## WHAT THIS TASK INVOLVES
Go through the material and copy each line that includes "BEFORE".

===== MATERIAL FOR THE TASK =====

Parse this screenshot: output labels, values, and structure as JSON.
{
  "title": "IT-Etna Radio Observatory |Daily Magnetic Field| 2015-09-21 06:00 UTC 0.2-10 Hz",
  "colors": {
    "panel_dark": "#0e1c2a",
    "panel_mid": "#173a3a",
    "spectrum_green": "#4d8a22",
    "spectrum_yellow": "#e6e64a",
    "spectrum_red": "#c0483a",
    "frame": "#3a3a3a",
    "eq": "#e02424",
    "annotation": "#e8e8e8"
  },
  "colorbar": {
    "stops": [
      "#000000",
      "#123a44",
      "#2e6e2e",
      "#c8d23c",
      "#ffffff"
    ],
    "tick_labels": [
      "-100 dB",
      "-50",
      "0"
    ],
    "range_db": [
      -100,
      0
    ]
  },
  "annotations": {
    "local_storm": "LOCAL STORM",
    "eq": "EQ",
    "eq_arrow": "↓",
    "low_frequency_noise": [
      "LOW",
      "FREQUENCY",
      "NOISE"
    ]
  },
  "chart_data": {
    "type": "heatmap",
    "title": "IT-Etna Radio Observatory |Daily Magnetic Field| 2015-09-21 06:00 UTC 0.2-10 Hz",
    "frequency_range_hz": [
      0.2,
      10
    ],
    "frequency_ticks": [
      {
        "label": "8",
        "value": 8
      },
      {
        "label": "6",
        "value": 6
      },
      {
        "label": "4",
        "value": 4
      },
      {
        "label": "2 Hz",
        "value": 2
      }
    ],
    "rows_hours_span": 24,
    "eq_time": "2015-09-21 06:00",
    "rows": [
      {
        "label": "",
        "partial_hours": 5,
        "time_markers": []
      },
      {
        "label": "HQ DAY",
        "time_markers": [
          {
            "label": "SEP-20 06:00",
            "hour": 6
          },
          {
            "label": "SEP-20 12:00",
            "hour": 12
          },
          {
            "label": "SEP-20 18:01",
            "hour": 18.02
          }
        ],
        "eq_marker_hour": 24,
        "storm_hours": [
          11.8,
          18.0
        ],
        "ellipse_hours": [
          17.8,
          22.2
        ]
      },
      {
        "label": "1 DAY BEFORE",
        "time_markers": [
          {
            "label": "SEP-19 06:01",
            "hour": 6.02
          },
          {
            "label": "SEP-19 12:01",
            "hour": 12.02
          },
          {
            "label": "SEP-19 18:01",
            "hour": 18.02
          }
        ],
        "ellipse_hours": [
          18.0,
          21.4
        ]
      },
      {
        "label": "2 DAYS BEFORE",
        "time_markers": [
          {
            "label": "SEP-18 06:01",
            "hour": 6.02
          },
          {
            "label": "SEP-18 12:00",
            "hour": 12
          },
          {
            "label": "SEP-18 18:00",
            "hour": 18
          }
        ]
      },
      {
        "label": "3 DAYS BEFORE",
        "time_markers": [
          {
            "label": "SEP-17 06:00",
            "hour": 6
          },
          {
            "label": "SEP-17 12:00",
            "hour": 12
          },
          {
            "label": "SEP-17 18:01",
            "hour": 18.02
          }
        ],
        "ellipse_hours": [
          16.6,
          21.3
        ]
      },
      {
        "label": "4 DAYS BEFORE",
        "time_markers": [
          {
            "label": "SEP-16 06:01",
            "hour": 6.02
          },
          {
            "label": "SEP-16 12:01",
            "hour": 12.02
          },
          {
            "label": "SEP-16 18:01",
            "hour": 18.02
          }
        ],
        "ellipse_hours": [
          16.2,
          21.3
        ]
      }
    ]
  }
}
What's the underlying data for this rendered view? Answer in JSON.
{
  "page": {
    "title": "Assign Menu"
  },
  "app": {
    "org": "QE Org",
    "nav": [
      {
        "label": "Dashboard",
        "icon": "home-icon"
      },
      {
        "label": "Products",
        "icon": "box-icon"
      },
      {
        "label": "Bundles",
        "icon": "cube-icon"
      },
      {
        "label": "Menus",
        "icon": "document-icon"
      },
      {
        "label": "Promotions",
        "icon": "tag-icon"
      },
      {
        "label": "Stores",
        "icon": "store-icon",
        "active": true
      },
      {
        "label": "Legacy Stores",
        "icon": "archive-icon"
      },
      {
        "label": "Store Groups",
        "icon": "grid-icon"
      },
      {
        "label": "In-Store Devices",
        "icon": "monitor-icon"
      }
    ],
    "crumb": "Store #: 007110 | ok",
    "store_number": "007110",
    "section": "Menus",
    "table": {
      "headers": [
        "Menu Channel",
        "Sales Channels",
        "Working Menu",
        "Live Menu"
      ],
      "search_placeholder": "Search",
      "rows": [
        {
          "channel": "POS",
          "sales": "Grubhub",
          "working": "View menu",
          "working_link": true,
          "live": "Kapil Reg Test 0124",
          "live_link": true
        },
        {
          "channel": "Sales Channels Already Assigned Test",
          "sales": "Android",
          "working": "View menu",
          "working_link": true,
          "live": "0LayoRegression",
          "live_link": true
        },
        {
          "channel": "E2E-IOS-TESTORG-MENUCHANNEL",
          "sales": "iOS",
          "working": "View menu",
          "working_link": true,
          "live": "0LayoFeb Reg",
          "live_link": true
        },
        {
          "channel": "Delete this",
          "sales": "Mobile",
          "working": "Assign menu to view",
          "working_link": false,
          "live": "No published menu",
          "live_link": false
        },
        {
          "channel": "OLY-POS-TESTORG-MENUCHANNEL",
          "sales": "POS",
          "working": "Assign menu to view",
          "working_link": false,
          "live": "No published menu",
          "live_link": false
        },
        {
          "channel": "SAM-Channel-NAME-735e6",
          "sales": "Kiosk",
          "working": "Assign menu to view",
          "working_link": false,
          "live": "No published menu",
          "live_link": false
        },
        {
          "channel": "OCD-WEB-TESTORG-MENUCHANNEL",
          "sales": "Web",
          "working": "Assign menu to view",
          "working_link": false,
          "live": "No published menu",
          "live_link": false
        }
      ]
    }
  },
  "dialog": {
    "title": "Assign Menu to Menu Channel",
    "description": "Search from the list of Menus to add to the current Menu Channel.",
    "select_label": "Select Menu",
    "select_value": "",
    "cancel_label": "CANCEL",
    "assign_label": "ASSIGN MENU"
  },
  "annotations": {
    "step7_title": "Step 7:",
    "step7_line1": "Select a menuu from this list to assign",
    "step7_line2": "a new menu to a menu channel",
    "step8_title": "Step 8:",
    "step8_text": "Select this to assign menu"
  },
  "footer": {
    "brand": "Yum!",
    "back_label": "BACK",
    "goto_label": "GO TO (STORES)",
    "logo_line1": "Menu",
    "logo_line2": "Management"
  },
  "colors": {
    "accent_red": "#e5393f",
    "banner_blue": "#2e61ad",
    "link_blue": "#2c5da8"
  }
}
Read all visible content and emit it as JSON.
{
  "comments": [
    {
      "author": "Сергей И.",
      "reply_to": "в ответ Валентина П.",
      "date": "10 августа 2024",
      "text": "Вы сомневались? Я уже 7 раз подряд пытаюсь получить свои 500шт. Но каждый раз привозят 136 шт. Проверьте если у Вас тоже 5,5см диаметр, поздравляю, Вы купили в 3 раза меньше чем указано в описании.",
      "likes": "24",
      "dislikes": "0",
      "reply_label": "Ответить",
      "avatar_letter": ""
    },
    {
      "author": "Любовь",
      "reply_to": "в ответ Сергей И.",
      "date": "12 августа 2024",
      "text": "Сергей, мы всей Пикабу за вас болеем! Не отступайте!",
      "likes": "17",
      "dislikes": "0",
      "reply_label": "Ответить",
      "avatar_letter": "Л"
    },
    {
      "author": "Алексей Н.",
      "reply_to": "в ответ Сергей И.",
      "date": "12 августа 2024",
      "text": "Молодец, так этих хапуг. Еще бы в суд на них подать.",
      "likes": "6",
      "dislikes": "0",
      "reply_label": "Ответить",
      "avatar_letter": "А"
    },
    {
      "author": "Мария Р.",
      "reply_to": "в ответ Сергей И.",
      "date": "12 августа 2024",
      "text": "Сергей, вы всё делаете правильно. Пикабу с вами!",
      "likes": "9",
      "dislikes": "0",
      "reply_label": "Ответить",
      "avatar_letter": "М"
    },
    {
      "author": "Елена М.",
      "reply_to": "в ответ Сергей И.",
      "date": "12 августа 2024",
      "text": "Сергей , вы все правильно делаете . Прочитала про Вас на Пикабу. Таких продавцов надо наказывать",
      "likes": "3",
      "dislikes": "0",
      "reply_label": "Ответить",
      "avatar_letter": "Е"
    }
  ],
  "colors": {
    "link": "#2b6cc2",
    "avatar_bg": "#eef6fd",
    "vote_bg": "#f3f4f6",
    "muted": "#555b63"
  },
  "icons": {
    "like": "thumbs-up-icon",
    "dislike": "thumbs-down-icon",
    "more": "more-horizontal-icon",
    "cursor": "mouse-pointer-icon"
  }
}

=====

## ANSWER BOX
        "label": "1 DAY BEFORE",
        "label": "2 DAYS BEFORE",
        "label": "3 DAYS BEFORE",
        "label": "4 DAYS BEFORE",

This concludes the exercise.